::: Records to use
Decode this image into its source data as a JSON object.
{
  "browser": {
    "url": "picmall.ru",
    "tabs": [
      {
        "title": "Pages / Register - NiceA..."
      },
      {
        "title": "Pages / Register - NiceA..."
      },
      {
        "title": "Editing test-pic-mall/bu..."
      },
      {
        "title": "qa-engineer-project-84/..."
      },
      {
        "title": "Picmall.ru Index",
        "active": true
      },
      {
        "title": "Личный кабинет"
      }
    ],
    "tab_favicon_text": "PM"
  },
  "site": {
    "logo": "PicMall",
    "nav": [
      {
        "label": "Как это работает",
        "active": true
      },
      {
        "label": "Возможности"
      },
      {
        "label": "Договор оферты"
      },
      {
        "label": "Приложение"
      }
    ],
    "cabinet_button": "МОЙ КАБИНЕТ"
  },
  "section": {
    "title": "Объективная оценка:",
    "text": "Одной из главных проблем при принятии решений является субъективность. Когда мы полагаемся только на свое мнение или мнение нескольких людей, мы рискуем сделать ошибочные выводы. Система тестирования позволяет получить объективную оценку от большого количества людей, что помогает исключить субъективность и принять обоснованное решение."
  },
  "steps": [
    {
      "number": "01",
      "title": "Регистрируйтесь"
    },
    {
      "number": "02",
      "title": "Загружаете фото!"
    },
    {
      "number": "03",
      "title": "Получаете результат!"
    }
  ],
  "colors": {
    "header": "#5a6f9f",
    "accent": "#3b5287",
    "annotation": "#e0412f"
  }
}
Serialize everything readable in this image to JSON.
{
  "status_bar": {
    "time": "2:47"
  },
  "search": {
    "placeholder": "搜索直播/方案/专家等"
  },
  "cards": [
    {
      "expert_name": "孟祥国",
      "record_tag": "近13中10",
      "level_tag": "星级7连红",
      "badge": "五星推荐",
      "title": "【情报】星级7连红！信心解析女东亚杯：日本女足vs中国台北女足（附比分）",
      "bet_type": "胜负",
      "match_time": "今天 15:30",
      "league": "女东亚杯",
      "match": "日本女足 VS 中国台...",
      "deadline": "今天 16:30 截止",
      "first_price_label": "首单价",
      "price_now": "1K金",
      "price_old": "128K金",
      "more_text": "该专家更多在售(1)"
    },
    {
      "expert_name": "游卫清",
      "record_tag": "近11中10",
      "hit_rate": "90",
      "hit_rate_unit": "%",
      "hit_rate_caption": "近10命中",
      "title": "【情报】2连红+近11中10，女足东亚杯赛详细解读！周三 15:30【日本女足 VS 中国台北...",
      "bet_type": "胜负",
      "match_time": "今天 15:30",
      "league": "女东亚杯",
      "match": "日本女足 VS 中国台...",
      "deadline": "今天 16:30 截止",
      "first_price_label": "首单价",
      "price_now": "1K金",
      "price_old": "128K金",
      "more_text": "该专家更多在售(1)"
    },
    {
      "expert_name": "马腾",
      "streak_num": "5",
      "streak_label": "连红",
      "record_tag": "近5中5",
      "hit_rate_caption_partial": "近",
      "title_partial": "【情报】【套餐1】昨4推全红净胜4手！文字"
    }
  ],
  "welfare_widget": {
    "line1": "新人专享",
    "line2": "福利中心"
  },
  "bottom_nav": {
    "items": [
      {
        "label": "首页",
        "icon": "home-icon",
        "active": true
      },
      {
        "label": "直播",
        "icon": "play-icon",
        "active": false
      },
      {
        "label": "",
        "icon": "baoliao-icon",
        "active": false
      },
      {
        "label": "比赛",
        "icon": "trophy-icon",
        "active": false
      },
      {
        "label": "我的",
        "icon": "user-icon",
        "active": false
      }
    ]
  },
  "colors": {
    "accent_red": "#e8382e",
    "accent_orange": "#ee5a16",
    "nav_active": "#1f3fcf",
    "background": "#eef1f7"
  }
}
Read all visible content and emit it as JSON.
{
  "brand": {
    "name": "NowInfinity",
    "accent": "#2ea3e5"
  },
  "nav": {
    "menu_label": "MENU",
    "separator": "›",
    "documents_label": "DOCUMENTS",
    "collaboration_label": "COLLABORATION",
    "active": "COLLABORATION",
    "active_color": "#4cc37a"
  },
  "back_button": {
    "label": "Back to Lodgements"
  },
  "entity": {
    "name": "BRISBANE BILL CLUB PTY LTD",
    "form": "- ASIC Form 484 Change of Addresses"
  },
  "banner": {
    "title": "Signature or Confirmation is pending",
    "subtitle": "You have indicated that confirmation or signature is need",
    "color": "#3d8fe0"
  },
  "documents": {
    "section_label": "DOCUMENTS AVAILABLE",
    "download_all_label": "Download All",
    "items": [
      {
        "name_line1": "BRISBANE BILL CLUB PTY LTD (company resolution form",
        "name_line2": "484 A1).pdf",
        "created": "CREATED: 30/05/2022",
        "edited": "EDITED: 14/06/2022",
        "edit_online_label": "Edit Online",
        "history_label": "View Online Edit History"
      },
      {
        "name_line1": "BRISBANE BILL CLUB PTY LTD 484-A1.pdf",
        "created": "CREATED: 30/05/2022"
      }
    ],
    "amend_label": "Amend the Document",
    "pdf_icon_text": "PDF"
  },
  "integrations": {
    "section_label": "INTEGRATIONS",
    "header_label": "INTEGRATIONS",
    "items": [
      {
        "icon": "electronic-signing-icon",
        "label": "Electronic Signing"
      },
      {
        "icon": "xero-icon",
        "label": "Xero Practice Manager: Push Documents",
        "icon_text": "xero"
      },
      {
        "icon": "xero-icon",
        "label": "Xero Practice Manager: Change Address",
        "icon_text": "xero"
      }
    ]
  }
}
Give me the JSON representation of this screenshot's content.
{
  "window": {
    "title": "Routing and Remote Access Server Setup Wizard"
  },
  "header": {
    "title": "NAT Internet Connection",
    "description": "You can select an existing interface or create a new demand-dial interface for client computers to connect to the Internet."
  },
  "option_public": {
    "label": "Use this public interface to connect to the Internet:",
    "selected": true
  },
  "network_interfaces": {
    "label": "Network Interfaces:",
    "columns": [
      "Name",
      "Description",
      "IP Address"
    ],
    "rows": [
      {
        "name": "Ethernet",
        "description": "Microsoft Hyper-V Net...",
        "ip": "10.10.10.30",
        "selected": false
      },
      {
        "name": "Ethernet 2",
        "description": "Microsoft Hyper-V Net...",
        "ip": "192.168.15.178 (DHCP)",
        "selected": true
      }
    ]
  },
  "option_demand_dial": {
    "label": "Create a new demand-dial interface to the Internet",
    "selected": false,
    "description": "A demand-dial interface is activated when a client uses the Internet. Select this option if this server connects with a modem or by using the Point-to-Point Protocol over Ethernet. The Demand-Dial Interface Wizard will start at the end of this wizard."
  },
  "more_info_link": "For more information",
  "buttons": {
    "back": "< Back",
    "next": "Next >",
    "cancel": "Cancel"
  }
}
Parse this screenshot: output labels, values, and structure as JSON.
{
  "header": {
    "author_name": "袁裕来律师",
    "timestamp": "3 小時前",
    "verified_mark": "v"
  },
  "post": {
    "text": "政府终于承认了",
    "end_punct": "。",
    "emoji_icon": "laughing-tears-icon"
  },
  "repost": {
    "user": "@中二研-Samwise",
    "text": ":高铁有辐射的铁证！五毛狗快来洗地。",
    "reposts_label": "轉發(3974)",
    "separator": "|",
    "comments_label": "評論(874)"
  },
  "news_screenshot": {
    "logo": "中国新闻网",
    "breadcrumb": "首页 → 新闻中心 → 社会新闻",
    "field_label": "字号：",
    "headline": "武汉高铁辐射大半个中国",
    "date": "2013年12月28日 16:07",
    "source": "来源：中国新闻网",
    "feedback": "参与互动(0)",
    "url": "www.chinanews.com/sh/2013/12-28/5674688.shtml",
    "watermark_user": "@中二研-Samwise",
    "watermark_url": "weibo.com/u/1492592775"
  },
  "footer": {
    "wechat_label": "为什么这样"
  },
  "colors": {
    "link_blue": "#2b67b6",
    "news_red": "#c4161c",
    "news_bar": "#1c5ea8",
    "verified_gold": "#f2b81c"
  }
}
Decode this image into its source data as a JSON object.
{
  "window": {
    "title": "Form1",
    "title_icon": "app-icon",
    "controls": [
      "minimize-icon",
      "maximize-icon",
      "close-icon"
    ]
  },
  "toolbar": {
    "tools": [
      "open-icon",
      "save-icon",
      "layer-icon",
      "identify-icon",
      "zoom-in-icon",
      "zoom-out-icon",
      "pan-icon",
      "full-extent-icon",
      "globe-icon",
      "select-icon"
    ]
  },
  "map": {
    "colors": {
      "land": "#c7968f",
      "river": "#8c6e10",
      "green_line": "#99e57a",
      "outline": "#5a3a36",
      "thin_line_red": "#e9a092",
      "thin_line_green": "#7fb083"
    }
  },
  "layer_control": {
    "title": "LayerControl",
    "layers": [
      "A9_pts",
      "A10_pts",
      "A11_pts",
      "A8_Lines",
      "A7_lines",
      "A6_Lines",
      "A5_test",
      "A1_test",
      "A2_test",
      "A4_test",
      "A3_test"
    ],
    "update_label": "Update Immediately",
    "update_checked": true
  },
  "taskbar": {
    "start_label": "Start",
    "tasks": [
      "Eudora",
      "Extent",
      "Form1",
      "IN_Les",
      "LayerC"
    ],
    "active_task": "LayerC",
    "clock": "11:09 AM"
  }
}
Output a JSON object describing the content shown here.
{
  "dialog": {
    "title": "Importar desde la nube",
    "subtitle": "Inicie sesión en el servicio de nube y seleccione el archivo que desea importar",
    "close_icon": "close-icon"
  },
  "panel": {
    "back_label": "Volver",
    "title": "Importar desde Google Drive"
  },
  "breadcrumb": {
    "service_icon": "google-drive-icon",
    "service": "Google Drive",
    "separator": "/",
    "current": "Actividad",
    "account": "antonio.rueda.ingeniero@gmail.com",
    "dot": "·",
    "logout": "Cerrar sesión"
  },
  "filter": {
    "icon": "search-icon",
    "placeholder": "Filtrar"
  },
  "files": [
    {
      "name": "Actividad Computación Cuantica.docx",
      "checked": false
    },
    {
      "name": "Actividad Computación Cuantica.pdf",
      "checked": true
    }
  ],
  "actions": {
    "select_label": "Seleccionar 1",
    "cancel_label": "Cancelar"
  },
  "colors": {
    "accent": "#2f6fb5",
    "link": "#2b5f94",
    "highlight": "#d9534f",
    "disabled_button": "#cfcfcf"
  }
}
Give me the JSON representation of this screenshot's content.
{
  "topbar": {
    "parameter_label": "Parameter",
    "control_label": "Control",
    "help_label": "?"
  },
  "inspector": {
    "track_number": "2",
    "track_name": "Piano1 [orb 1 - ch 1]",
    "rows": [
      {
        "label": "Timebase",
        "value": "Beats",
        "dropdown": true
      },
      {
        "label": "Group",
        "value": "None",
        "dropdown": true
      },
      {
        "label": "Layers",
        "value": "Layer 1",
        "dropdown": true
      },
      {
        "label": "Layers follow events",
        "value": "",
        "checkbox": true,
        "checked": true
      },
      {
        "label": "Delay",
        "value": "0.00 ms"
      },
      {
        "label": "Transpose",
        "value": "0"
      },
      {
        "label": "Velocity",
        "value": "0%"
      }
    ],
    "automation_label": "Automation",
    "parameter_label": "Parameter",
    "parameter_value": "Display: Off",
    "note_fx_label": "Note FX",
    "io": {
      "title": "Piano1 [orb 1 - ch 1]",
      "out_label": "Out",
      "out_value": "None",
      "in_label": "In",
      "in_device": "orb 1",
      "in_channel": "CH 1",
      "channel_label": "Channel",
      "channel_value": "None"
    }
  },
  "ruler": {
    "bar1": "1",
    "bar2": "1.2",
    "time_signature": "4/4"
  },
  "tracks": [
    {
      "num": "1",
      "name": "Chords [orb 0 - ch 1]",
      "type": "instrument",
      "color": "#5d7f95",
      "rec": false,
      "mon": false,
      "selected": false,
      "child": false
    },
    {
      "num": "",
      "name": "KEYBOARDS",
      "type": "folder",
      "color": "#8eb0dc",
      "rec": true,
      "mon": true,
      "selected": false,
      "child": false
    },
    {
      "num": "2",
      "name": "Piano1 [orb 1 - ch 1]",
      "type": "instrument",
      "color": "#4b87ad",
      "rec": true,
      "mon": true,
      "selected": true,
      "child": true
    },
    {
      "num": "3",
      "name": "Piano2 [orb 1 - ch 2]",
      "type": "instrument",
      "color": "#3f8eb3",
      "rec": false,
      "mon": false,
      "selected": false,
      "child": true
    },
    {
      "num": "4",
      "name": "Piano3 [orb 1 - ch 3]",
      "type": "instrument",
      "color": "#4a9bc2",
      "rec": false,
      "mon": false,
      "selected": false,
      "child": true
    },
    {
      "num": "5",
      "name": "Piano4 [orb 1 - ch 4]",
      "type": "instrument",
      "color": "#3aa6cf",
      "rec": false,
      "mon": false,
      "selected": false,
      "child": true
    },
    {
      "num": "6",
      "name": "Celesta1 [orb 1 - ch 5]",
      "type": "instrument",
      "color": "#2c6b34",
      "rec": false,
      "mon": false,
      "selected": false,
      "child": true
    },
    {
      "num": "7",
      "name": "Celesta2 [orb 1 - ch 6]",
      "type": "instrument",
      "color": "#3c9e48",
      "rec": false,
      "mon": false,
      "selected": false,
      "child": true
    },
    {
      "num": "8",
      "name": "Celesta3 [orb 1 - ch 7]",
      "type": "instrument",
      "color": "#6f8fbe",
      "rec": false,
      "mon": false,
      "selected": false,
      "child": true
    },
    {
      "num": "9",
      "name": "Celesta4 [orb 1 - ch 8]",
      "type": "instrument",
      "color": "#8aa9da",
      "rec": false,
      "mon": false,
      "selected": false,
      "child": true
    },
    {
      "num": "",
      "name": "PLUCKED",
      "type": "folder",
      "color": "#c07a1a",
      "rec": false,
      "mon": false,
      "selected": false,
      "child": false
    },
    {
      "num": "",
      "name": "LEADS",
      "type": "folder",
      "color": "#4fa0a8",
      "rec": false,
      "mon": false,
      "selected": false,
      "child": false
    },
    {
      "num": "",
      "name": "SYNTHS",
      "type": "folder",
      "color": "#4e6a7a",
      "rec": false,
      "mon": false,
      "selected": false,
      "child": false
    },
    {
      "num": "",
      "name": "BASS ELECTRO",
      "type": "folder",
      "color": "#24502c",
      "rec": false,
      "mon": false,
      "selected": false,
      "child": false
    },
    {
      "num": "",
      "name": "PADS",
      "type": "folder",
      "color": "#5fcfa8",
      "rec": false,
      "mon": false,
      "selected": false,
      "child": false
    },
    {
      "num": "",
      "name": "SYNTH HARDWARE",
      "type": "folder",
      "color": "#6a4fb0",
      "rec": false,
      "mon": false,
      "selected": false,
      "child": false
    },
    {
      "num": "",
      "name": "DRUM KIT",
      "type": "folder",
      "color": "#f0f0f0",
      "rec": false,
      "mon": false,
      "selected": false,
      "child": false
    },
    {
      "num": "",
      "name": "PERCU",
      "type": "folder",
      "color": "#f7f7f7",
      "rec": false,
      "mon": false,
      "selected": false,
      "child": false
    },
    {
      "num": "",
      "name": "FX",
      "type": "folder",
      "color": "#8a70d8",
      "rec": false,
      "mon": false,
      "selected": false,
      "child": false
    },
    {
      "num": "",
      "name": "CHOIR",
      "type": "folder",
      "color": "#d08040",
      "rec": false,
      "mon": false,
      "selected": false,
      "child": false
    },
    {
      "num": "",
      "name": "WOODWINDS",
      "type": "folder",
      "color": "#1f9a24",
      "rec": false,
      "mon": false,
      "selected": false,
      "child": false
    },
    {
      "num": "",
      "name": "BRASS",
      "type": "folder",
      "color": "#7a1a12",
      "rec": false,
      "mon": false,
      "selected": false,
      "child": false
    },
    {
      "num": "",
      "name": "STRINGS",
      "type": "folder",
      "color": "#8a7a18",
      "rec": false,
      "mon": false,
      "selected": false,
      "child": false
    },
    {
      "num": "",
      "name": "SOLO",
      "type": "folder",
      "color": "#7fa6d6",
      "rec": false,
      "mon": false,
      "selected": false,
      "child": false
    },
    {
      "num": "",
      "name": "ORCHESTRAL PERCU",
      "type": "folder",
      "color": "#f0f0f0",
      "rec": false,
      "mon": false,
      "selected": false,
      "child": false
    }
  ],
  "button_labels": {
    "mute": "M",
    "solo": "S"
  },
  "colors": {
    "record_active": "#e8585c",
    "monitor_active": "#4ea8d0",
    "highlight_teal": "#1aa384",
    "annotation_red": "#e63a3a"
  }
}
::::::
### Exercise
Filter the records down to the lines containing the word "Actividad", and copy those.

### Answer area
    "current": "Actividad",
      "name": "Actividad Computación Cuantica.docx",
      "name": "Actividad Computación Cuantica.pdf",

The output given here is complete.